societies relationships, lifestyles and social expectations

There is a causal relationship between your perceived quality of life and the quality of human relationships you invest yourself into. You will live a more fulfilling life if you are able to share your experiences with others in a meaningful way. There is an adage that you are the average of the five people you spend the most time with. 

In Sebastian Junger’s book, Tribe, he describes the many ailments associated with living a comfortable life in a location that is densely packed with human activity. He explains that the modern day mental illnesses including depression, PTSD, and the general disconnection felt is due to our overly comfortable, connected, and populated societies. 
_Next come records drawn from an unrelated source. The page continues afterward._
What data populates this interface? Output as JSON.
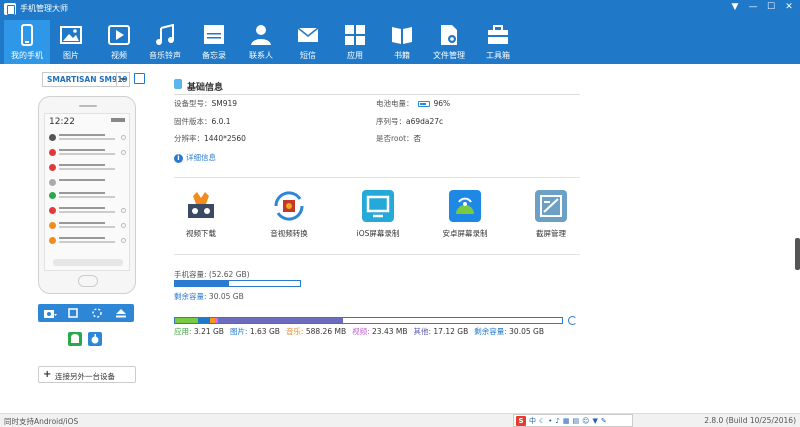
{
  "window": {
    "title": "手机管理大师"
  },
  "toolbar": {
    "items": [
      {
        "label": "我的手机",
        "icon": "phone-icon",
        "active": true
      },
      {
        "label": "图片",
        "icon": "image-icon"
      },
      {
        "label": "视频",
        "icon": "video-icon"
      },
      {
        "label": "音乐铃声",
        "icon": "music-icon"
      },
      {
        "label": "备忘录",
        "icon": "memo-icon"
      },
      {
        "label": "联系人",
        "icon": "contacts-icon"
      },
      {
        "label": "短信",
        "icon": "sms-icon"
      },
      {
        "label": "应用",
        "icon": "apps-icon"
      },
      {
        "label": "书籍",
        "icon": "book-icon"
      },
      {
        "label": "文件管理",
        "icon": "file-manager-icon"
      },
      {
        "label": "工具箱",
        "icon": "toolbox-icon"
      }
    ]
  },
  "device": {
    "selected": "SMARTISAN SM919",
    "screen_time": "12:22",
    "connect_label": "连接另外一台设备"
  },
  "basic_info": {
    "title": "基础信息",
    "model_label": "设备型号：",
    "model": "SM919",
    "firmware_label": "固件版本：",
    "firmware": "6.0.1",
    "resolution_label": "分辨率：",
    "resolution": "1440*2560",
    "battery_label": "电池电量：",
    "battery": "96%",
    "serial_label": "序列号：",
    "serial": "a69da27c",
    "root_label": "是否root：",
    "root": "否",
    "detail_link": "详细信息"
  },
  "features": [
    {
      "label": "视频下载",
      "icon": "video-download-icon"
    },
    {
      "label": "音视频转换",
      "icon": "av-convert-icon"
    },
    {
      "label": "iOS屏幕录制",
      "icon": "ios-screen-record-icon"
    },
    {
      "label": "安卓屏幕录制",
      "icon": "android-screen-record-icon"
    },
    {
      "label": "截屏管理",
      "icon": "screenshot-manager-icon"
    }
  ],
  "phone_capacity": {
    "label": "手机容量: (52.62 GB)",
    "free_key": "剩余容量:",
    "free_value": "30.05 GB",
    "used_fraction": 0.43
  },
  "storage_breakdown": {
    "segments": [
      {
        "key": "应用:",
        "value": "3.21 GB",
        "color": "#7ac943"
      },
      {
        "key": "图片:",
        "value": "1.63 GB",
        "color": "#1f79c8"
      },
      {
        "key": "音乐:",
        "value": "588.26 MB",
        "color": "#f7931e"
      },
      {
        "key": "视频:",
        "value": "23.43 MB",
        "color": "#d66be0"
      },
      {
        "key": "其他:",
        "value": "17.12 GB",
        "color": "#6b6bbf"
      },
      {
        "key": "剩余容量:",
        "value": "30.05 GB",
        "color": "#ffffff"
      }
    ],
    "legend_colors": [
      "#3f9f3f",
      "#1f79c8",
      "#e8871e",
      "#c05ad0",
      "#5a5ab0",
      "#1f79c8"
    ]
  },
  "statusbar": {
    "left": "同时支持Android/iOS",
    "version": "2.8.0 (Build 10/25/2016)",
    "ime_label": "中"
  }
}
He explores research, which suggests that tribal societies led much happier lives with lower rates of depression and suicide. He considers the role of “intrinsic” human happiness versus’ “extrinsic”.  He explains that mental health issues do not decline with growing wealth. In fact, the more an individual relies on extrinsic values to supply happiness (for example; beauty, money, and status) the more likely they are to develop depression over their lifetime. As one researcher put it “the economic and marketing forces of modern society have engineered an environment… that maximizes consumption at the long-term cost of well being”.  When we lead a sedentary, overfed, sleep-deprived life void of challenge and exposure to the earth’s natural environment we are putting ourselves in a position to be unhappy.  

He also points out that hardship, including war, plays a pivotal role in contributing to a decrease in crime, depression, and suicide. For it is during times of crisis, challenge, and hardship when we are forced to focus on the well being of our family, our peers, and our tribe. Noticing they trends emphasize the fact that human relationships matter. If you are having a difficult time making yourself happy, try making someone else happy first. 
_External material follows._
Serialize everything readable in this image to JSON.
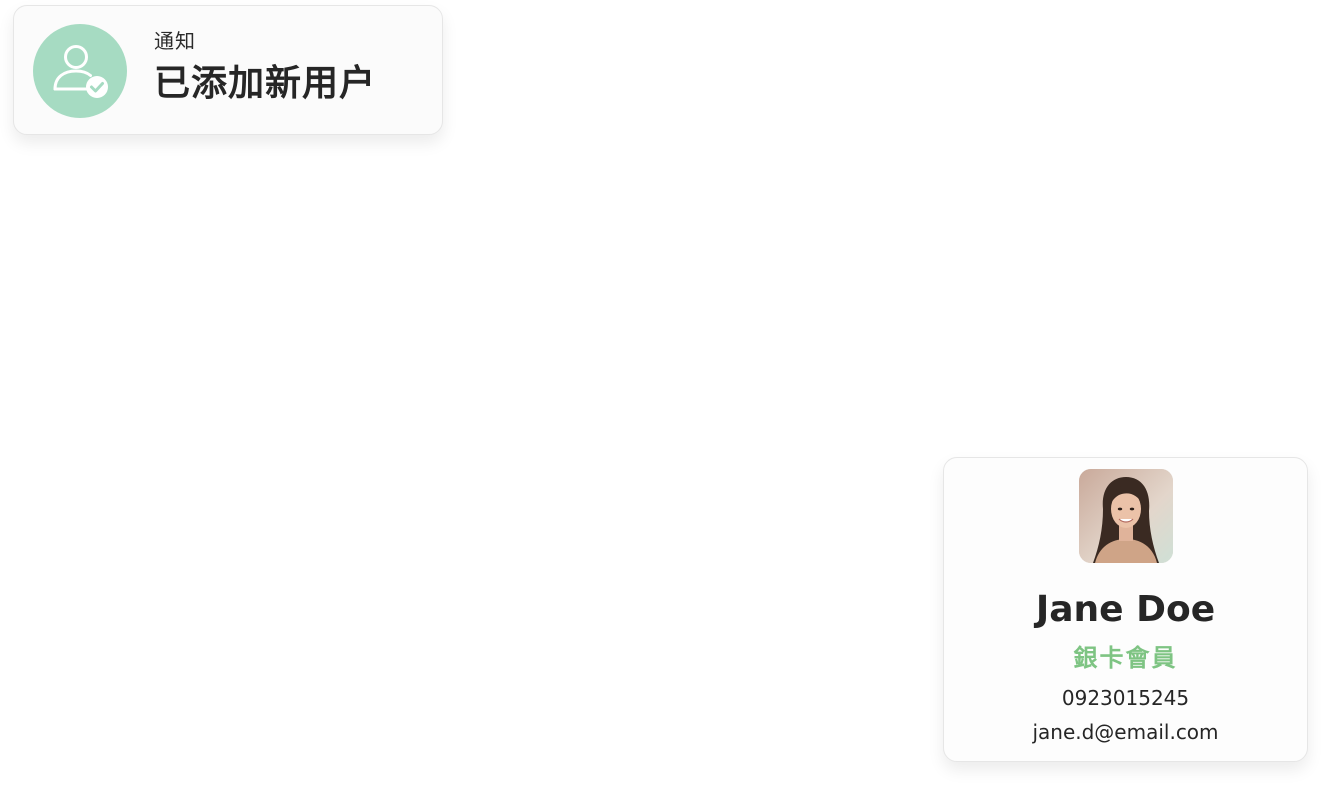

Evolutionary psychologist Robin Dunbar describes the notion of the maximum number of relationships we can meaningfully manage as Dunbar’s Number.  He argued that humans could sustain more relationships than apes because our neocortex was larger. It requires significant cognitive effort to socialize with other primates, and so this was a large contributing factor to a number of friendly relationships an ape could behold at any given time. Due to our larger neocortex, Dunbar estimated that humans could sustain no more than roughly 150 people at any time. If we take on more than this number, it will equate to the degradation of our existing relationships. 

These themes point to the fact that you cannot be everything to everyone. It is best to focus on the intrinsic forces, rather than extrinsic, as they are a more reliable contributor to long-term wellbeing. In order to take a proactive approach to your happiness and fulfillment, you’ll need to be realistic about your lifestyle, relationships, and social expectations.